Ancient Egyptian Glass Djed Pillar - Rare - Gustave Jequier (1868-1946)
Rare and beautiful multicolour ancient glass Djed pillar. This symbol of Osiris god of the underworld was a potent symbol of regeneration and was made to accompany the dead on to its journey. What the form represents is unknown to this day. It could represent a leafless tree, a pole a spine. Eventually the common belief was that it represented the backbone or spine of the god Osiris.Dates to the Roman Period. Top part re-glued. Measures 1 .7 inches in height.
Provenance: Collected by Gustave Jéquier (1868-1946)
Ex. Billy Jamieson Collection, 2009 (1954-2011)
Authentication: Gayle Gibson, Royal Ontario Museum Toronto

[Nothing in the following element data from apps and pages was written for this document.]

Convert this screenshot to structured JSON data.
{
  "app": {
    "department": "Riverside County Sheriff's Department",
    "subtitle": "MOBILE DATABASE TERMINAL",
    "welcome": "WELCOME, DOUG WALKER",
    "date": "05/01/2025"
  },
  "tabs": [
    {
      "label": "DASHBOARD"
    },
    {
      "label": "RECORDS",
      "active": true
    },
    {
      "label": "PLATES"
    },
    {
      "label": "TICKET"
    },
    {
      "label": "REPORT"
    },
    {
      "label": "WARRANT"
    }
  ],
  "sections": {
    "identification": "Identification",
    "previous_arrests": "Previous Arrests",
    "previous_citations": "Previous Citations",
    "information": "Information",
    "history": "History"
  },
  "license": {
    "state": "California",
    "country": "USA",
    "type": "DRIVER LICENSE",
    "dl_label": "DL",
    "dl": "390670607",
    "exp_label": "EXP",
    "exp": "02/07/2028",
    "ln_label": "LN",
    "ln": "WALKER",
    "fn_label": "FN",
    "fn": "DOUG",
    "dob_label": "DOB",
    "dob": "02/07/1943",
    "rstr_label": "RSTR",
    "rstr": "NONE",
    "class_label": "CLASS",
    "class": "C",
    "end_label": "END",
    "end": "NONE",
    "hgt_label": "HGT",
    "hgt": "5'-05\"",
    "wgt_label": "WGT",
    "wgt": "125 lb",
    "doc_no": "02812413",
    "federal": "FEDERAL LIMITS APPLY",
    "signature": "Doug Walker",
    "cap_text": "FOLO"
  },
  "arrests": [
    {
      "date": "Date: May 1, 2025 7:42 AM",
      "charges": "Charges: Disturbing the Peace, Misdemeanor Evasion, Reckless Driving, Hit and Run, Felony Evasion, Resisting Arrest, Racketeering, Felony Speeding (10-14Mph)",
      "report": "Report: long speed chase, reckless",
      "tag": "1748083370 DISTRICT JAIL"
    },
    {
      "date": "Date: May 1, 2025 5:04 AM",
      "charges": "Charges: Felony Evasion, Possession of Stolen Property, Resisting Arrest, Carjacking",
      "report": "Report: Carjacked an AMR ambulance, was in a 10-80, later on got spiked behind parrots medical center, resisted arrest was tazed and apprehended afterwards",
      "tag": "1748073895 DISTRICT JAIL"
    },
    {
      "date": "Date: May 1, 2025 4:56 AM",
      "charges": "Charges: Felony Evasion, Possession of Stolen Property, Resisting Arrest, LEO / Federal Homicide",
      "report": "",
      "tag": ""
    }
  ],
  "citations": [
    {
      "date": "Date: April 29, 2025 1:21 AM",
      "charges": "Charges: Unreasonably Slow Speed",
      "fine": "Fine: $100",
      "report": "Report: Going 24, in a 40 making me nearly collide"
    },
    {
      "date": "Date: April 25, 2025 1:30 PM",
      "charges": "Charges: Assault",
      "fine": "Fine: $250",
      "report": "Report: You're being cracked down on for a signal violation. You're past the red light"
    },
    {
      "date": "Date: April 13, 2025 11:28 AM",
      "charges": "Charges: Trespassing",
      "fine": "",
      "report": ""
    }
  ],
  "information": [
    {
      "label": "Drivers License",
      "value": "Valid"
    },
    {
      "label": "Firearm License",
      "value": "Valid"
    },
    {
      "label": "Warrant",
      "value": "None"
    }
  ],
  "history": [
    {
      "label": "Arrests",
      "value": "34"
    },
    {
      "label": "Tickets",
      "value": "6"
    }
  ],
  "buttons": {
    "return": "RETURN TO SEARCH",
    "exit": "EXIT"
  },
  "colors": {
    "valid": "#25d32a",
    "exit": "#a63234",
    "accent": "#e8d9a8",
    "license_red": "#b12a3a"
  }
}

Galleria Delvecchio .… “is pleased to present a collection of Egyptian antiquities assembled by the celebrated Swiss Egyptologist Gustave Jéquier. Jéquier was born in 1868 in Neuchatel. He first studied in Paris under Gaston Maspero (1846-1916) and later went to Berlin before joining the de Morgan expedition to Persia, during which time he contributed to the discovery and decipherment of the code of Hammurabi. Gustave Jéquier was a giant in the field of Egyptology whose contributions are far too numerous to list here. He is best known for his association with the French Institute in Cairo which enabled him to engage in seminal research at the pyramid site of the Old Kingdom. He also completed the work begun at Abydos by his Swiss compatriot, [Henri] Eduard Naville (1844-1926). The two are considered to be Switzerland’s most preeminent Egyptologists. One of Jéquier’s most important discoveries was the 13th Dynasty pyramid of Khendjer. He wrote extensively on his history of Egyptian architecture, and published on philology and religion as well. Gustave Jéquier died in 1946 in the city in which he was born, and most of his collection was acquired by the University of Basel. The works of art presented here were given to a sibling who emigrated to the US in the late 1940’s; the collection later passed to their daughter, Jéquier’s niece.”